> **THE TASK**
Below are the records; copy each line in which "JSON" can be found.

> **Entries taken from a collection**
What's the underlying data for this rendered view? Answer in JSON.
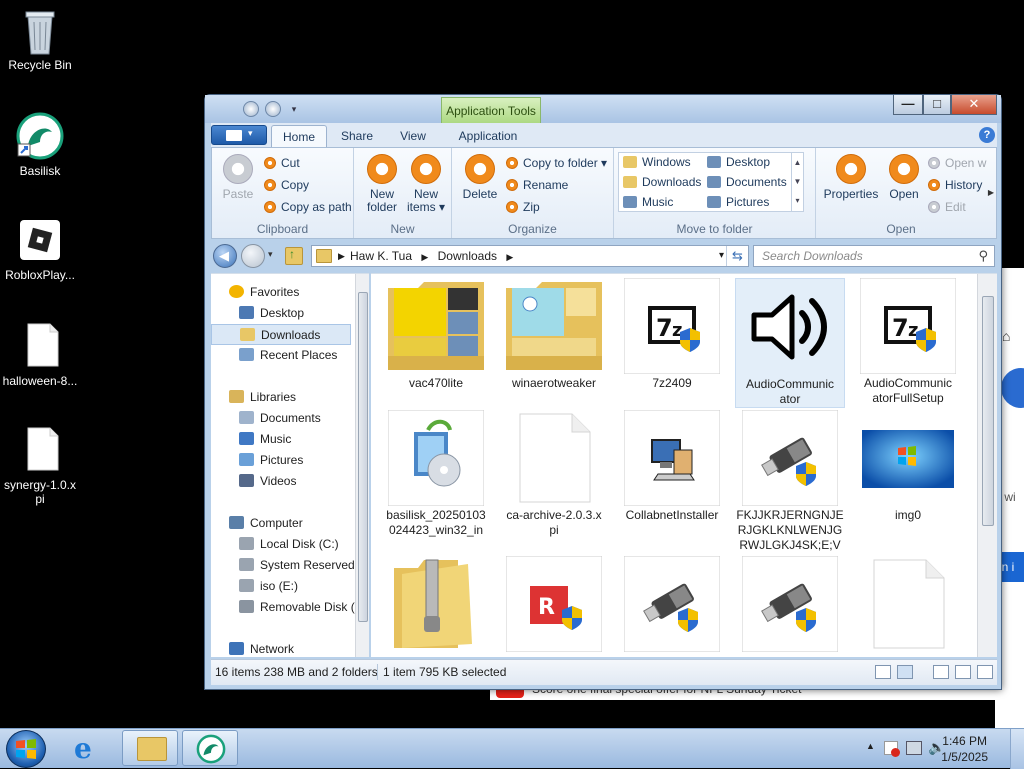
{
  "desktop": {
    "icons": [
      {
        "label": "Recycle Bin",
        "icon": "recycle-bin-icon"
      },
      {
        "label": "Basilisk",
        "icon": "basilisk-icon"
      },
      {
        "label": "RobloxPlay...",
        "icon": "roblox-icon"
      },
      {
        "label": "halloween-8...",
        "icon": "file-icon"
      },
      {
        "label": "synergy-1.0.x\npi",
        "icon": "file-icon"
      }
    ]
  },
  "background_window": {
    "text_fragment_1": "y wi",
    "text_fragment_2": "gn i",
    "promo": "Score one final special offer for NFL Sunday Ticket"
  },
  "explorer": {
    "context_tab": "Application Tools",
    "window_buttons": {
      "minimize": "—",
      "maximize": "□",
      "close": "✕"
    },
    "tabs": [
      "Home",
      "Share",
      "View",
      "Application"
    ],
    "active_tab": "Home",
    "help": "?",
    "ribbon": {
      "clipboard": {
        "label": "Clipboard",
        "paste": "Paste",
        "cut": "Cut",
        "copy": "Copy",
        "copy_as_path": "Copy as path"
      },
      "new": {
        "label": "New",
        "new_folder": "New\nfolder",
        "new_items": "New\nitems ▾"
      },
      "organize": {
        "label": "Organize",
        "delete": "Delete",
        "copy_to": "Copy to folder ▾",
        "rename": "Rename",
        "zip": "Zip"
      },
      "move_to": {
        "label": "Move to folder",
        "items": [
          "Windows",
          "Desktop",
          "Downloads",
          "Documents",
          "Music",
          "Pictures"
        ]
      },
      "open": {
        "label": "Open",
        "properties": "Properties",
        "open": "Open",
        "open_with": "Open w",
        "history": "History",
        "edit": "Edit"
      }
    },
    "address": {
      "crumbs": [
        "Haw K. Tua",
        "Downloads"
      ],
      "search_placeholder": "Search Downloads"
    },
    "nav": {
      "items": [
        {
          "label": "Favorites",
          "icon": "star-icon",
          "level": 0
        },
        {
          "label": "Desktop",
          "icon": "desktop-icon",
          "level": 1
        },
        {
          "label": "Downloads",
          "icon": "downloads-icon",
          "level": 1,
          "selected": true
        },
        {
          "label": "Recent Places",
          "icon": "recent-places-icon",
          "level": 1
        },
        {
          "label": "Libraries",
          "icon": "libraries-icon",
          "level": 0
        },
        {
          "label": "Documents",
          "icon": "documents-icon",
          "level": 1
        },
        {
          "label": "Music",
          "icon": "music-icon",
          "level": 1
        },
        {
          "label": "Pictures",
          "icon": "pictures-icon",
          "level": 1
        },
        {
          "label": "Videos",
          "icon": "videos-icon",
          "level": 1
        },
        {
          "label": "Computer",
          "icon": "computer-icon",
          "level": 0
        },
        {
          "label": "Local Disk (C:)",
          "icon": "disk-icon",
          "level": 1
        },
        {
          "label": "System Reserved",
          "icon": "disk-icon",
          "level": 1
        },
        {
          "label": "iso (E:)",
          "icon": "disk-icon",
          "level": 1
        },
        {
          "label": "Removable Disk (",
          "icon": "removable-disk-icon",
          "level": 1
        },
        {
          "label": "Network",
          "icon": "network-icon",
          "level": 0
        }
      ]
    },
    "files": [
      {
        "name": "vac470lite",
        "kind": "folder-yellow"
      },
      {
        "name": "winaerotweaker",
        "kind": "folder-blue"
      },
      {
        "name": "7z2409",
        "kind": "7z"
      },
      {
        "name": "AudioCommunic\nator",
        "kind": "speaker",
        "selected": true
      },
      {
        "name": "AudioCommunic\natorFullSetup",
        "kind": "7z"
      },
      {
        "name": "basilisk_20250103\n024423_win32_in",
        "kind": "installer"
      },
      {
        "name": "ca-archive-2.0.3.x\npi",
        "kind": "blank"
      },
      {
        "name": "CollabnetInstaller",
        "kind": "computer"
      },
      {
        "name": "FKJJKRJERNGNJE\nRJGKLKNLWENJG\nRWJLGKJ4SK;E;V",
        "kind": "usb"
      },
      {
        "name": "img0",
        "kind": "wallpaper"
      },
      {
        "name": "",
        "kind": "zip"
      },
      {
        "name": "",
        "kind": "red-app"
      },
      {
        "name": "",
        "kind": "usb"
      },
      {
        "name": "",
        "kind": "usb"
      },
      {
        "name": "",
        "kind": "blank"
      }
    ],
    "status": {
      "count": "16 items 238 MB and 2 folders",
      "selected": "1 item 795 KB selected"
    }
  },
  "taskbar": {
    "clock_time": "1:46 PM",
    "clock_date": "1/5/2025",
    "tray_arrow": "▲"
  }
}
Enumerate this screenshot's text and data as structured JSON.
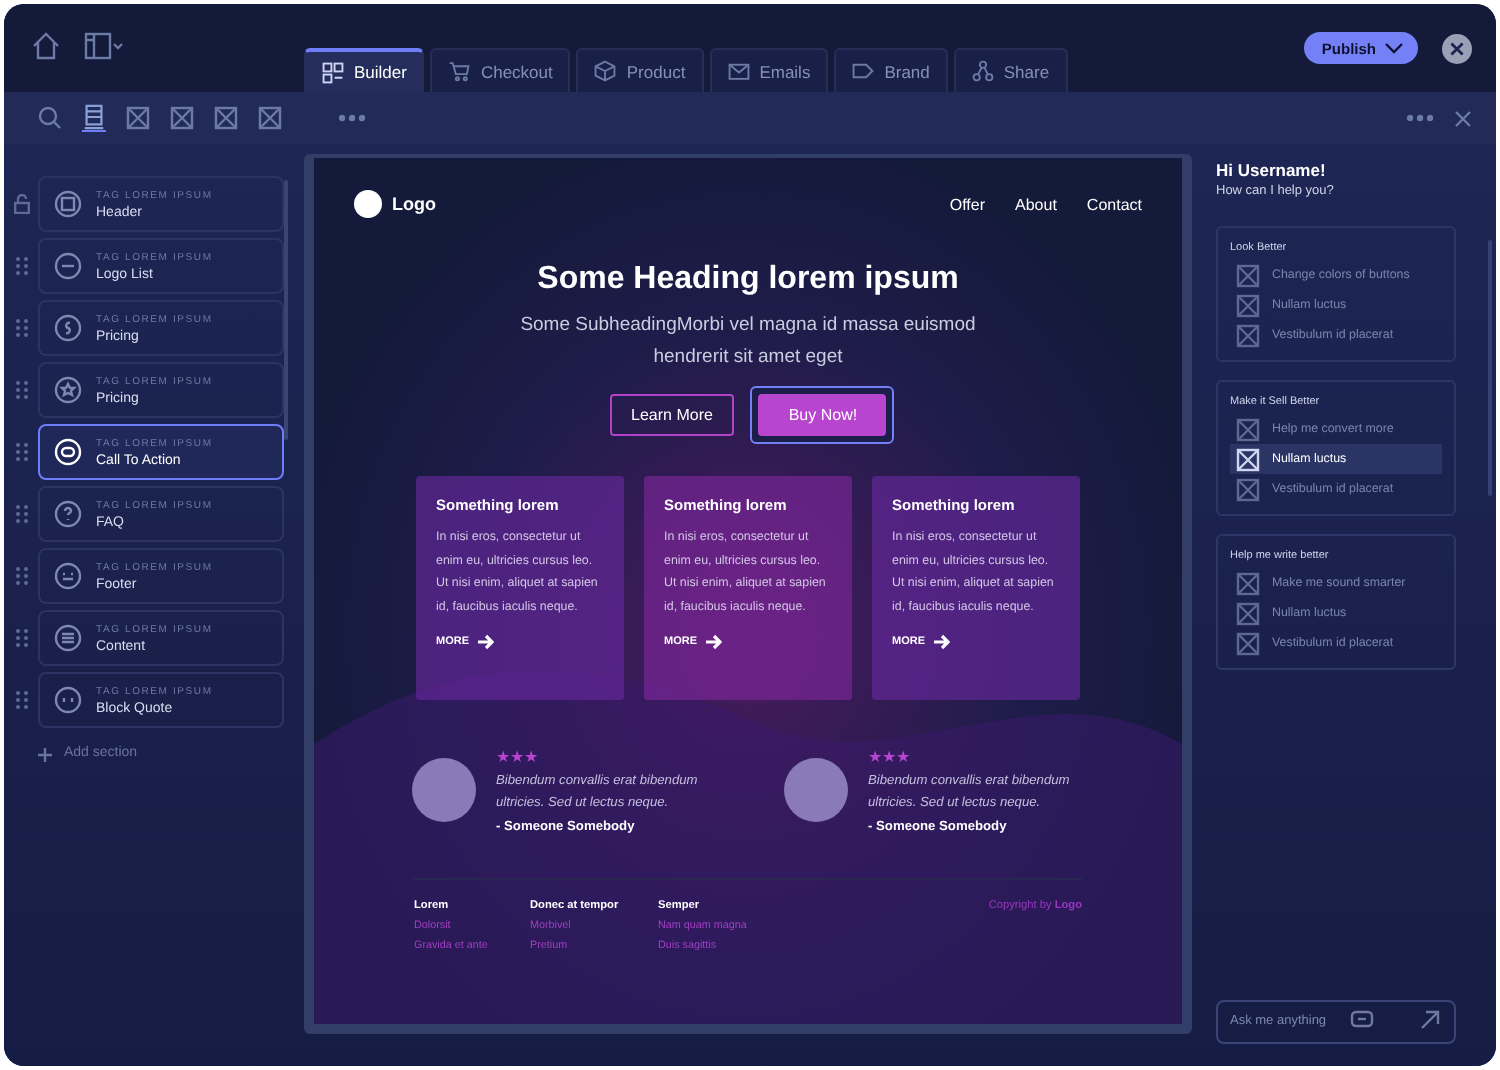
{
  "top_bar": {
    "tabs": [
      {
        "label": "Builder",
        "selected": true
      },
      {
        "label": "Checkout",
        "selected": false
      },
      {
        "label": "Product",
        "selected": false
      },
      {
        "label": "Emails",
        "selected": false
      },
      {
        "label": "Brand",
        "selected": false
      },
      {
        "label": "Share",
        "selected": false
      }
    ],
    "publish_button": "Publish"
  },
  "sections": {
    "items": [
      {
        "tag": "TAG LOREM IPSUM",
        "name": "Header",
        "selected": false,
        "locked": true
      },
      {
        "tag": "TAG LOREM IPSUM",
        "name": "Logo List",
        "selected": false,
        "locked": false
      },
      {
        "tag": "TAG LOREM IPSUM",
        "name": "Pricing",
        "selected": false,
        "locked": false
      },
      {
        "tag": "TAG LOREM IPSUM",
        "name": "Pricing",
        "selected": false,
        "locked": false
      },
      {
        "tag": "TAG LOREM IPSUM",
        "name": "Call To Action",
        "selected": true,
        "locked": false
      },
      {
        "tag": "TAG LOREM IPSUM",
        "name": "FAQ",
        "selected": false,
        "locked": false
      },
      {
        "tag": "TAG LOREM IPSUM",
        "name": "Footer",
        "selected": false,
        "locked": false
      },
      {
        "tag": "TAG LOREM IPSUM",
        "name": "Content",
        "selected": false,
        "locked": false
      },
      {
        "tag": "TAG LOREM IPSUM",
        "name": "Block Quote",
        "selected": false,
        "locked": false
      }
    ],
    "add_section": "Add section"
  },
  "preview": {
    "logo": "Logo",
    "nav_links": [
      "Offer",
      "About",
      "Contact"
    ],
    "heading": "Some Heading lorem ipsum",
    "subheading": "Some SubheadingMorbi vel magna id massa euismod hendrerit sit amet eget",
    "buttons": [
      {
        "label": "Learn More",
        "kind": "outline",
        "selected": false
      },
      {
        "label": "Buy Now!",
        "kind": "filled",
        "selected": true
      }
    ],
    "cards": [
      {
        "title": "Something lorem",
        "body": "In nisi eros, consectetur ut enim eu, ultricies cursus leo. Ut nisi enim, aliquet at sapien id, faucibus iaculis neque.",
        "link": "MORE"
      },
      {
        "title": "Something lorem",
        "body": "In nisi eros, consectetur ut enim eu, ultricies cursus leo. Ut nisi enim, aliquet at sapien id, faucibus iaculis neque.",
        "link": "MORE"
      },
      {
        "title": "Something lorem",
        "body": "In nisi eros, consectetur ut enim eu, ultricies cursus leo. Ut nisi enim, aliquet at sapien id, faucibus iaculis neque.",
        "link": "MORE"
      }
    ],
    "testimonials": [
      {
        "stars": 3,
        "quote": "Bibendum convallis erat bibendum ultricies. Sed ut lectus neque.",
        "author": "- Someone Somebody"
      },
      {
        "stars": 3,
        "quote": "Bibendum convallis erat bibendum ultricies. Sed ut lectus neque.",
        "author": "- Someone Somebody"
      }
    ],
    "footer": {
      "columns": [
        {
          "heading": "Lorem",
          "links": [
            "Dolorsit",
            "Gravida et ante"
          ]
        },
        {
          "heading": "Donec at tempor",
          "links": [
            "Morbivel",
            "Pretium"
          ]
        },
        {
          "heading": "Semper",
          "links": [
            "Nam quam magna",
            "Duis sagittis"
          ]
        }
      ],
      "copyright": "Copyright by **Logo**"
    }
  },
  "assistant": {
    "greeting": "Hi Username!",
    "question": "How can I help you?",
    "groups": [
      {
        "title": "Look Better",
        "items": [
          {
            "label": "Change colors of buttons",
            "selected": false
          },
          {
            "label": "Nullam luctus",
            "selected": false
          },
          {
            "label": "Vestibulum id placerat",
            "selected": false
          }
        ]
      },
      {
        "title": "Make it Sell Better",
        "items": [
          {
            "label": "Help me convert more",
            "selected": false
          },
          {
            "label": "Nullam luctus",
            "selected": true
          },
          {
            "label": "Vestibulum id placerat",
            "selected": false
          }
        ]
      },
      {
        "title": "Help me write better",
        "items": [
          {
            "label": "Make me sound smarter",
            "selected": false
          },
          {
            "label": "Nullam luctus",
            "selected": false
          },
          {
            "label": "Vestibulum id placerat",
            "selected": false
          }
        ]
      }
    ],
    "input": {
      "placeholder": "Ask me anything"
    }
  }
}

> **TASK RESULT**
What's the underlying data for this rendered view? Answer in JSON.
Enumerate this screenshot's text and data as structured JSON.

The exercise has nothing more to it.